In fact, a Division Bench of the Supreme Court, in its recent judgment in the case of Ramesh Bhavan Rathod vs. Vishanbhai Hirabhai Makwana Makwana (Koli) & Anr., LL 2021 SC 221, frowned upon this unusual practice of passing orders with the caveat that they not be treated as precedent. Justice Dr. D.Y. Chandrachud correctly pointed that the idea to not have precedential value in criminal matters is misplaced and could only be applied, if at all, in civil cases, especially in cases where orders are drawn based on consent of litigants.
This is what Justice Chandrachud had said:
“The observation that the grant of bail … shall not be considered as a precedent for any other person who is accused in the FIR on grounds of parity does not constitute judicially appropriate reasoning. Whether an order granting a bail is a precedent on grounds of parity is a matter for future adjudication if and when an application for bail is moved on the grounds of parity on behalf of another accused. [If] parity is claimed in such a case thereafter, it is for that court before whom parity is claimed to determine whether a case for the grant of bail on reasons of parity is made out.”

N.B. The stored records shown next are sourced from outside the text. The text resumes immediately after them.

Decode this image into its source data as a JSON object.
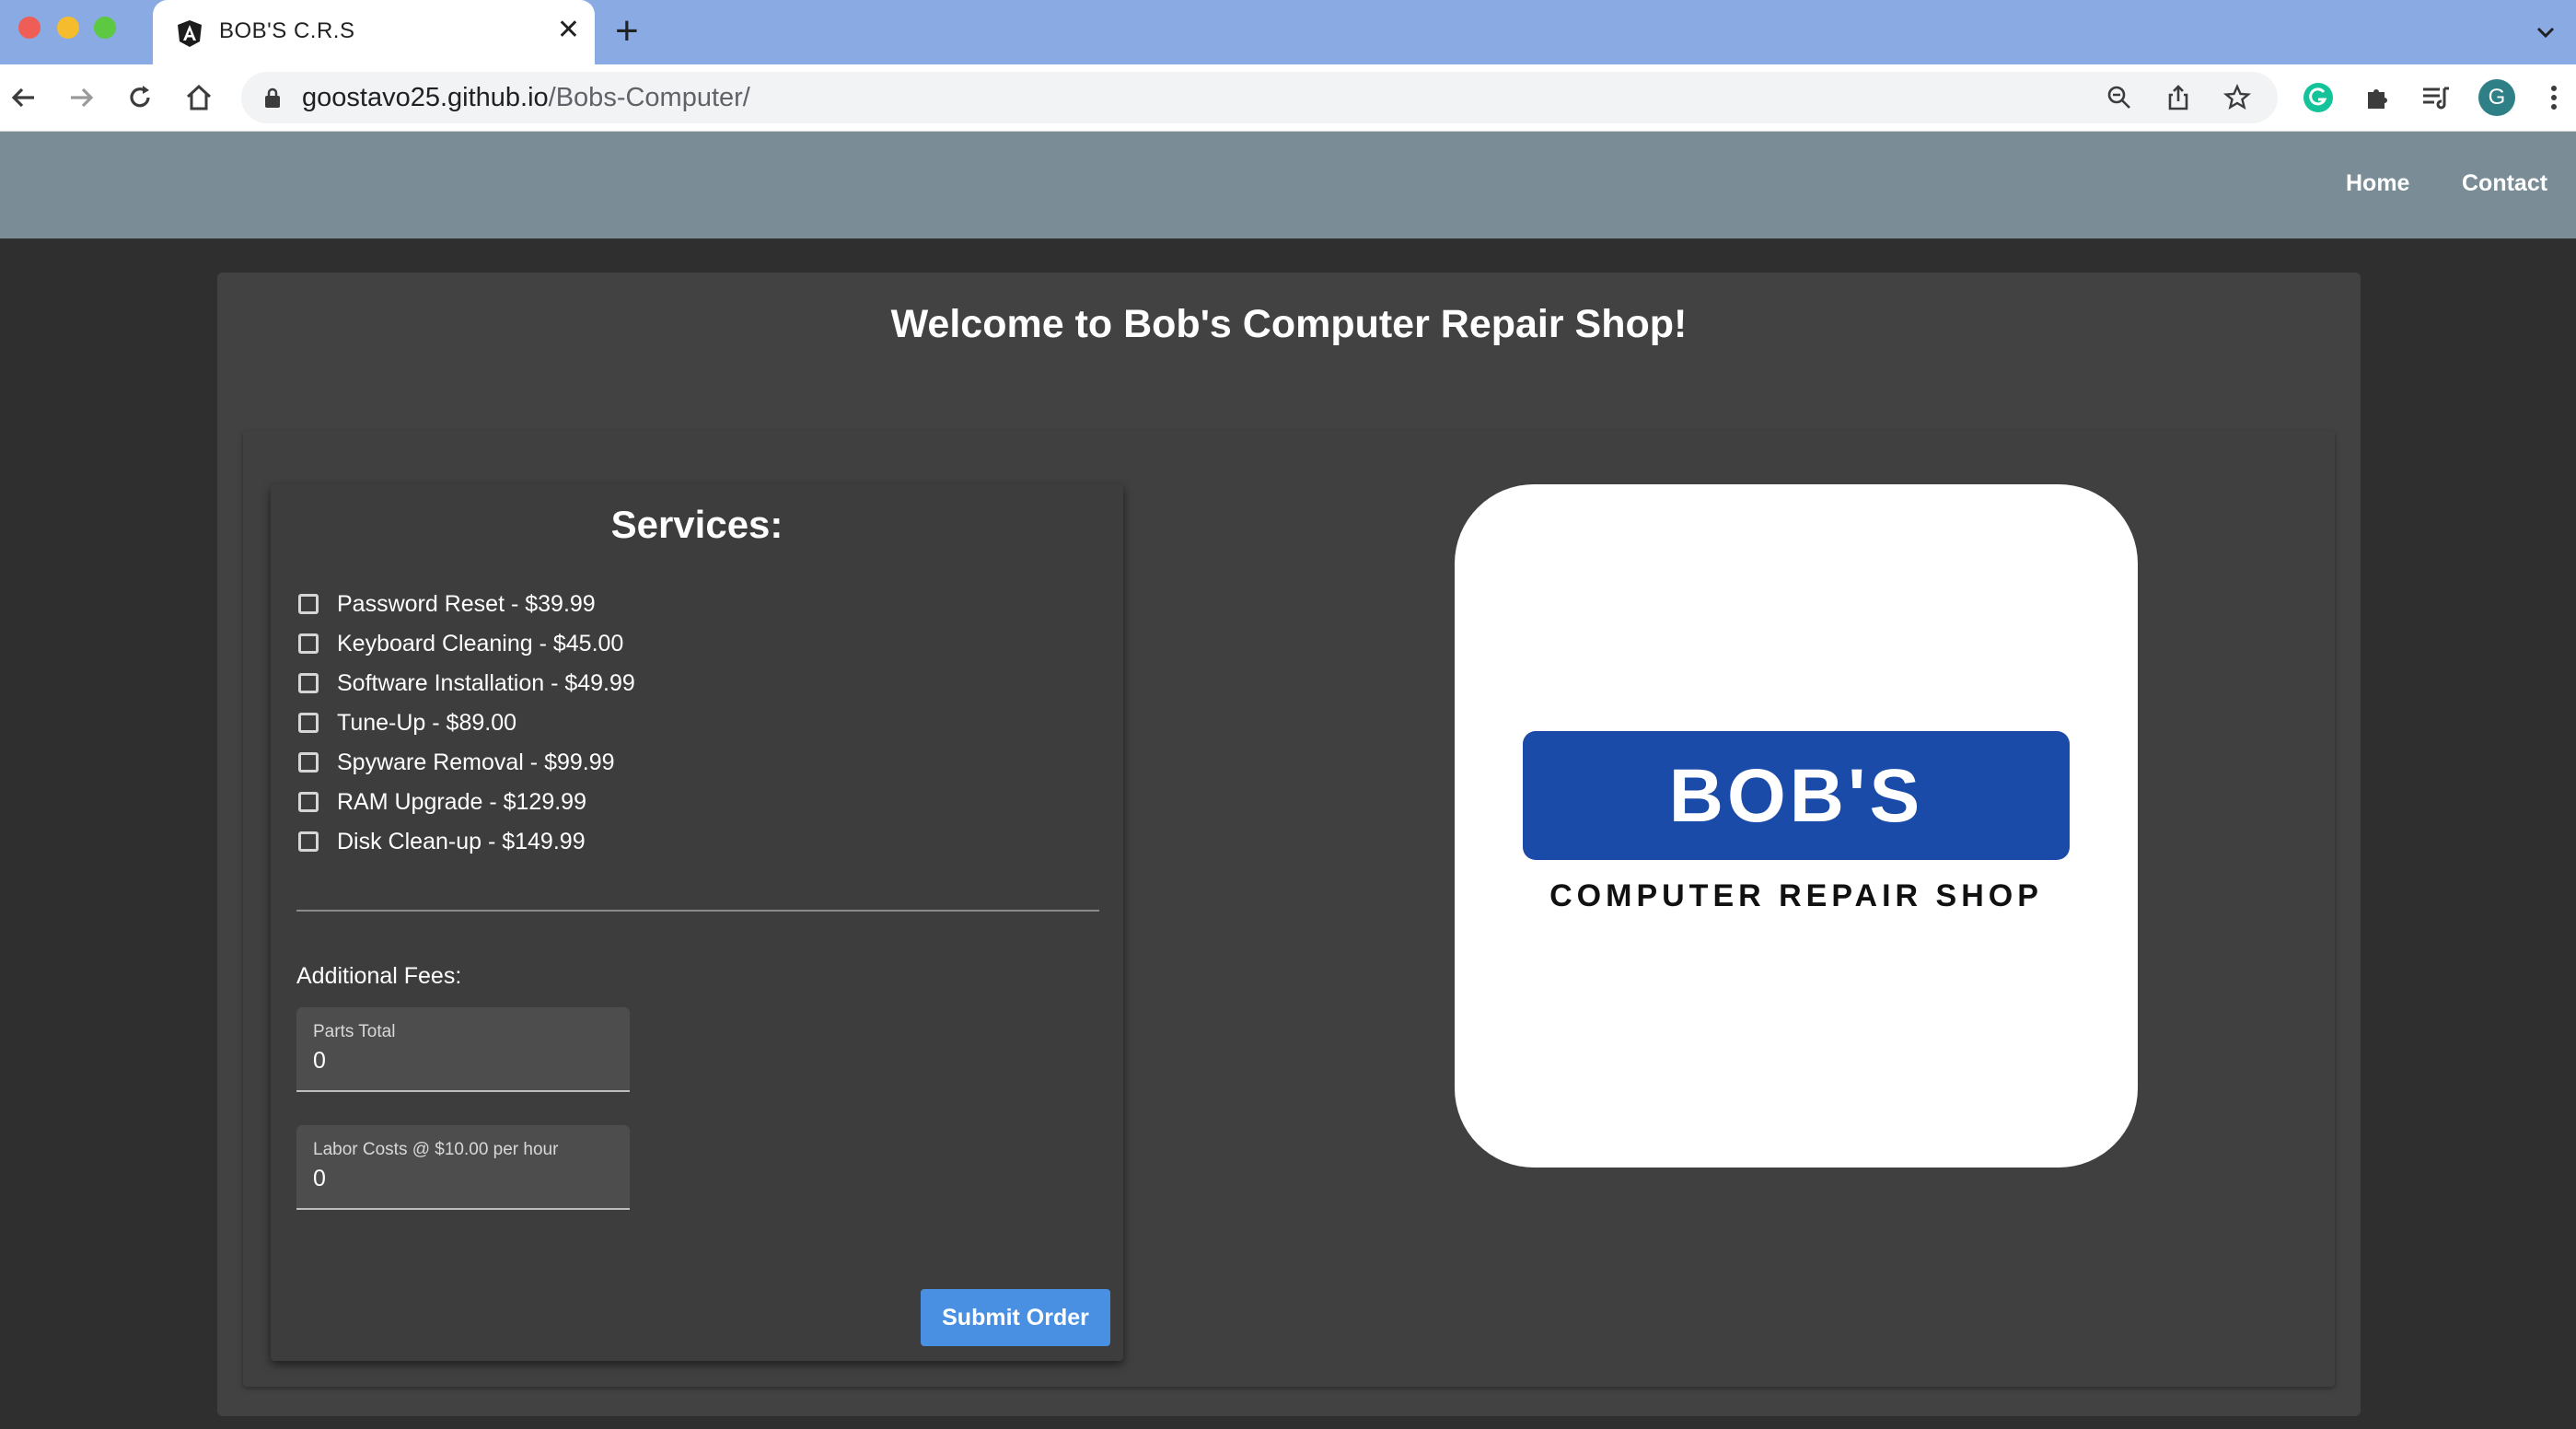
{
  "browser": {
    "tab_title": "BOB'S C.R.S",
    "url_host": "goostavo25.github.io",
    "url_path": "/Bobs-Computer/",
    "profile_initial": "G"
  },
  "nav": {
    "home": "Home",
    "contact": "Contact"
  },
  "page": {
    "welcome": "Welcome to Bob's Computer Repair Shop!"
  },
  "services": {
    "title": "Services:",
    "items": [
      {
        "label": "Password Reset - $39.99",
        "checked": false
      },
      {
        "label": "Keyboard Cleaning - $45.00",
        "checked": false
      },
      {
        "label": "Software Installation - $49.99",
        "checked": false
      },
      {
        "label": "Tune-Up - $89.00",
        "checked": false
      },
      {
        "label": "Spyware Removal - $99.99",
        "checked": false
      },
      {
        "label": "RAM Upgrade - $129.99",
        "checked": false
      },
      {
        "label": "Disk Clean-up - $149.99",
        "checked": false
      }
    ]
  },
  "fees": {
    "title": "Additional Fees:",
    "parts_label": "Parts Total",
    "parts_value": "0",
    "labor_label": "Labor Costs @ $10.00 per hour",
    "labor_value": "0"
  },
  "actions": {
    "submit": "Submit Order"
  },
  "logo": {
    "name": "BOB'S",
    "subtitle": "COMPUTER REPAIR SHOP"
  },
  "colors": {
    "header": "#7a8d97",
    "background": "#2f2f2f",
    "card": "#424242",
    "button": "#4a90e2",
    "logo_banner": "#1b4ba8"
  }
}
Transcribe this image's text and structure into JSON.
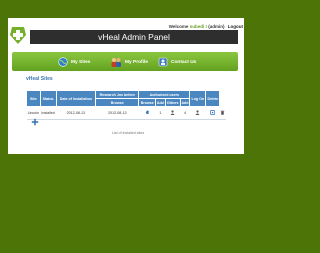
{
  "header": {
    "welcome_prefix": "Welcome",
    "welcome_name": "subedi !",
    "welcome_role": "(admin)",
    "logout": "Logout",
    "title": "vHeal Admin Panel"
  },
  "nav": [
    {
      "label": "My Sites",
      "icon": "globe-icon"
    },
    {
      "label": "My Profile",
      "icon": "users-icon"
    },
    {
      "label": "Contact Us",
      "icon": "contact-icon"
    }
  ],
  "section_title": "vHeal Sites",
  "table": {
    "headers_top": [
      "Site",
      "Status",
      "Date of Installation",
      "Research Jos before",
      "Authorized users",
      "Log On",
      "Delete"
    ],
    "headers_sub": [
      "Browse",
      "Browse",
      "Add",
      "Others",
      "Add"
    ],
    "rows": [
      {
        "site": "Lincoln",
        "status": "Installed",
        "date": "2012-08-13",
        "research": "2012-08-13",
        "count1": "1",
        "count2": "4"
      }
    ]
  },
  "list_link": "List of installed sites",
  "colors": {
    "background": "#4c7406",
    "accent": "#6aa01e",
    "header": "#4a87c0"
  }
}
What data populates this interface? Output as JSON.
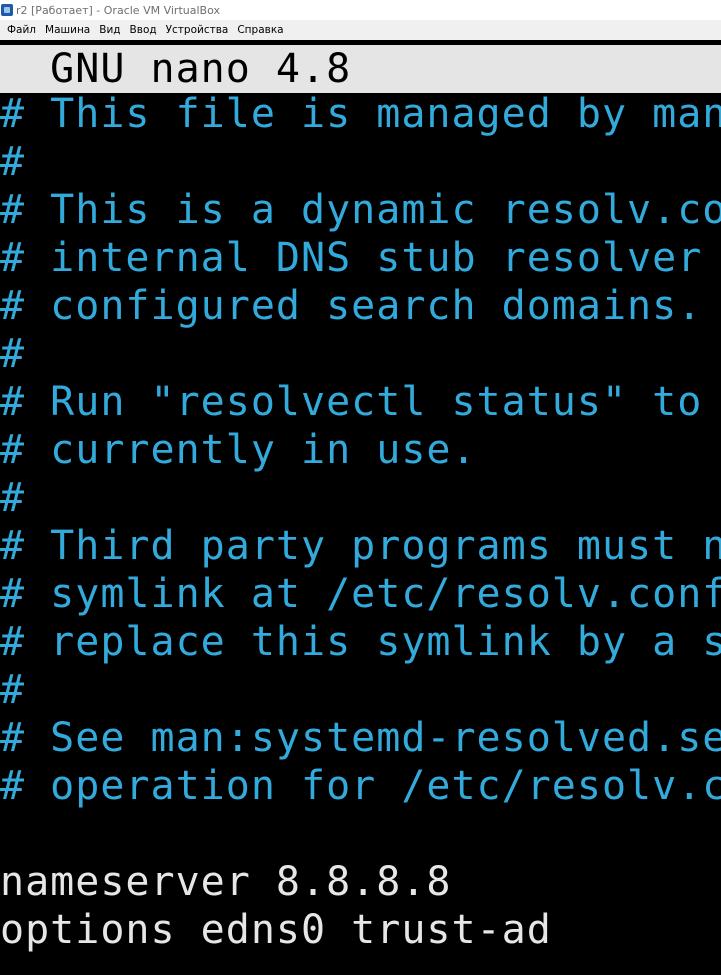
{
  "window": {
    "title": "r2 [Работает] - Oracle VM VirtualBox"
  },
  "menu": [
    "Файл",
    "Машина",
    "Вид",
    "Ввод",
    "Устройства",
    "Справка"
  ],
  "editor": {
    "header": "  GNU nano 4.8",
    "lines": [
      "# This file is managed by man:",
      "#",
      "# This is a dynamic resolv.con",
      "# internal DNS stub resolver o",
      "# configured search domains.",
      "#",
      "# Run \"resolvectl status\" to s",
      "# currently in use.",
      "#",
      "# Third party programs must no",
      "# symlink at /etc/resolv.conf.",
      "# replace this symlink by a st",
      "#",
      "# See man:systemd-resolved.ser",
      "# operation for /etc/resolv.co",
      "",
      "nameserver 8.8.8.8",
      "options edns0 trust-ad"
    ]
  },
  "colors": {
    "comment": "#33aadc",
    "text": "#e6e6e6",
    "header_bg": "#e5e5e5",
    "background": "#000000"
  }
}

The Delhi High Court’s Orders were a fine judicial moment because they lent much-needed lessons on personal liberty, and unambiguously outlined the legal jurisprudence around bail in India in the context of the Unlawful (Activities) Prevention Act, 1967. Regrettably, the Supreme Court turned this fine judicial moment into a painful one in no time.
(Ashish Goel writes regularly on legal issues. He also writes a blog on constitutional law and international tax. He holds an LL.M from King’s College, London. Goel was awarded the ‘Top 100 Lex Falcons 2021’ Award in Dubai in 2021. Goel may be reached at [email protected]. Views expressed are personal.)